6 5. If you're working with people, you'll be familiar with techniques to protect yourself as you move, lift or reposition people, but you may not have considered how you can protect the actual body shape of the person you're caring for or, indeed, your own body shape . Activity Ask a friend to lie down in any position they choose. Can you describe your friend's body shape , using some of the descriptions above? Changes in body shape rarely happen in isolation. When one body part changes position or shape , it affects other body parts. Assessing or trying to describe a person's body shape means looking at the whole body in all three planes and in different positions. 6.
7 Learning Byte | Postural care Activity Sit upright in a chair without any back support. Now lift the weight off your right buttock. You now have a temporary pelvic obliquity. Hold this position. What is happening to your legs and feet? What is happening to your spine and ribcage? What is happening to your head and neck? Now imagine you have become very stiff and are unable to change this position. How would this affect your: effort levels as you continue to keep upright without support? ability to carry out tasks in the sitting position? ability to lie? ability to stand? What do you think would happen to your body shape if you had to sit like this all day every day for a month?
8 7. How do body shape changes happen? Changes in body shape are caused by: soft-tissue shortening (contractures). the squashing' effect of gravity. Soft tissue shortening or contractures' occur when all or part of your body remains in a fixed position for a long period of time. Soft tissues lose their elasticity and restrict the body part from moving. These fixed positions are sometimes described as habitual postures'. We are continually holding ourselves up against gravity. Each time we change position, gravity acts differently on different parts of the body . If we stay in one position for a long period of time, the squashing' effect of gravity will become more obvious and more long-lasting.
9 If the position is asymmetrical, gravity will increase the asymmetry and perhaps make it permanent. We see fewer body shape distortions in the general population than in people with additional health problems.

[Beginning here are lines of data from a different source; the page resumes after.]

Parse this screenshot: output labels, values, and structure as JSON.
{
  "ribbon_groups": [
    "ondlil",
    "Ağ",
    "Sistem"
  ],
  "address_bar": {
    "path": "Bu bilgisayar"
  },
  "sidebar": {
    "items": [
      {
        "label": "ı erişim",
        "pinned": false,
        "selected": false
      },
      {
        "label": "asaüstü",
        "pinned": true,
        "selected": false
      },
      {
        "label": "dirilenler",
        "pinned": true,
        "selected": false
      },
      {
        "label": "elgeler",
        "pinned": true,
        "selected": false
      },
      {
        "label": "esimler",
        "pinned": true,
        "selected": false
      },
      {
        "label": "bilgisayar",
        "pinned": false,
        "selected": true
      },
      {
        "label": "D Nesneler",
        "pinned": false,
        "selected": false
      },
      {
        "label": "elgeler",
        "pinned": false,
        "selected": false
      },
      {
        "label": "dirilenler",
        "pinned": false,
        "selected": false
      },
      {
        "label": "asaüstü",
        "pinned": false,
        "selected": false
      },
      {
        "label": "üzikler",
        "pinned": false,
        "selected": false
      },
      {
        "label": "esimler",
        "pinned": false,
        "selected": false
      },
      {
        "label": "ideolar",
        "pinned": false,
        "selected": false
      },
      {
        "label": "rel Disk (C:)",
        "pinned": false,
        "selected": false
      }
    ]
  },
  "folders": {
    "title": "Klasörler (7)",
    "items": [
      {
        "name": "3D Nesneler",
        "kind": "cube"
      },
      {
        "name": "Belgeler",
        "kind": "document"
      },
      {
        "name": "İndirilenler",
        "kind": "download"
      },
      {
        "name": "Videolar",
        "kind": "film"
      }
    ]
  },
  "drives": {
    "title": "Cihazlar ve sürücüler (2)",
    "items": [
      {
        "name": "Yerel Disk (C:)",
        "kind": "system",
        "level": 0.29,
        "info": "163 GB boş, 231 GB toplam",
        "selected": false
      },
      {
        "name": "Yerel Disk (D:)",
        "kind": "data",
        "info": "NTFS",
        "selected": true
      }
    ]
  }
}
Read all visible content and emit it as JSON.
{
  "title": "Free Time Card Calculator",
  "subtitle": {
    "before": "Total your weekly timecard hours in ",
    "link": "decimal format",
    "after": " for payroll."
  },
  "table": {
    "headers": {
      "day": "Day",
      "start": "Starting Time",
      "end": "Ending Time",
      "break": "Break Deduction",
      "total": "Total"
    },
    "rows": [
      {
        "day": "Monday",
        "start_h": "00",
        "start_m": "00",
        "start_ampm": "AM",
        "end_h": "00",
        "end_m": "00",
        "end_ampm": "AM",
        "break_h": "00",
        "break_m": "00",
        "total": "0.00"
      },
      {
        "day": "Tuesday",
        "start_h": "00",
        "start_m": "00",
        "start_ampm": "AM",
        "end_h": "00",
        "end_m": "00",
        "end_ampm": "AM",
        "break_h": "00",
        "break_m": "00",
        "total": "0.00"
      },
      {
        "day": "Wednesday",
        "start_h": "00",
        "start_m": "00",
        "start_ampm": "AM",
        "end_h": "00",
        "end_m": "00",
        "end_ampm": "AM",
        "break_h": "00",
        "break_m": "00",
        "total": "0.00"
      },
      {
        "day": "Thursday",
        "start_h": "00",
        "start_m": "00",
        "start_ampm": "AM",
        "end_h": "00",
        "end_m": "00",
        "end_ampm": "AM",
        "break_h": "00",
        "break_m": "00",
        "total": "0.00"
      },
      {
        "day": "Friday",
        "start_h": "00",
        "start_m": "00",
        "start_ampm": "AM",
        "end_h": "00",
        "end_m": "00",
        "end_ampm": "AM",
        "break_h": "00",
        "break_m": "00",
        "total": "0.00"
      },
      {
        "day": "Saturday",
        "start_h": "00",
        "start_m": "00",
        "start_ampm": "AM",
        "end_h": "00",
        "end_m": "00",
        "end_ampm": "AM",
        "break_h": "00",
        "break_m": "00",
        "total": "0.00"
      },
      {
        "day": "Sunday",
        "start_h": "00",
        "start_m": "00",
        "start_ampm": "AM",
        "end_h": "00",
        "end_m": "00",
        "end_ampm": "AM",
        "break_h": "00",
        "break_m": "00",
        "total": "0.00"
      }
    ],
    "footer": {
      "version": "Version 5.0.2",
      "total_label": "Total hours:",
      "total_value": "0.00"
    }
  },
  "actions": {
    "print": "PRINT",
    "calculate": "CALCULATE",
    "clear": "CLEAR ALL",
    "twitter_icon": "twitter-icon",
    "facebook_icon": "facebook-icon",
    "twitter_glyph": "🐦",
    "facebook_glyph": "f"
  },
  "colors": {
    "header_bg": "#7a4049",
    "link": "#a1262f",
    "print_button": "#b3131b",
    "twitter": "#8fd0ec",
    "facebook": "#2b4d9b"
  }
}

We need to think about the impact on body shape of people with: changes in muscle tone pain or discomfort persistent primitive reflexes ageing and reduced muscle strength temperature-regulation difficulties sensory processing disorders proprioceptive difficulties sensory impairment such as visual disturbances. Below (on page 9) are some examples of some changes in body shape . 8. Learning Byte | Postural care Changes in muscle tone Deepak's story 1. Deepak has multiple sclerosis.
10 He has very high tone pulling his legs and arms into flexed positions and spends much of his day propped up in bed with his knees bent. He cannot hold his legs up against gravity, so they fall to his right. Initially, the weight of his legs pulled his pelvis and ribcage to rotate to the right (as can be seen in the photo). More recently, the downward force of gravity has caused the left side of his pelvis and left side of his ribcage to fall back towards the mattress. His legs continue to fall to the right. You can see a rib hump' on the left-hand side of his ribcage if you look at his back when he is sitting up. Pain or discomfort Deepak's story 2. Deepak has now developed painful pressure ulcers on his right hip, the outside of his right ankle and inside of his left ankle.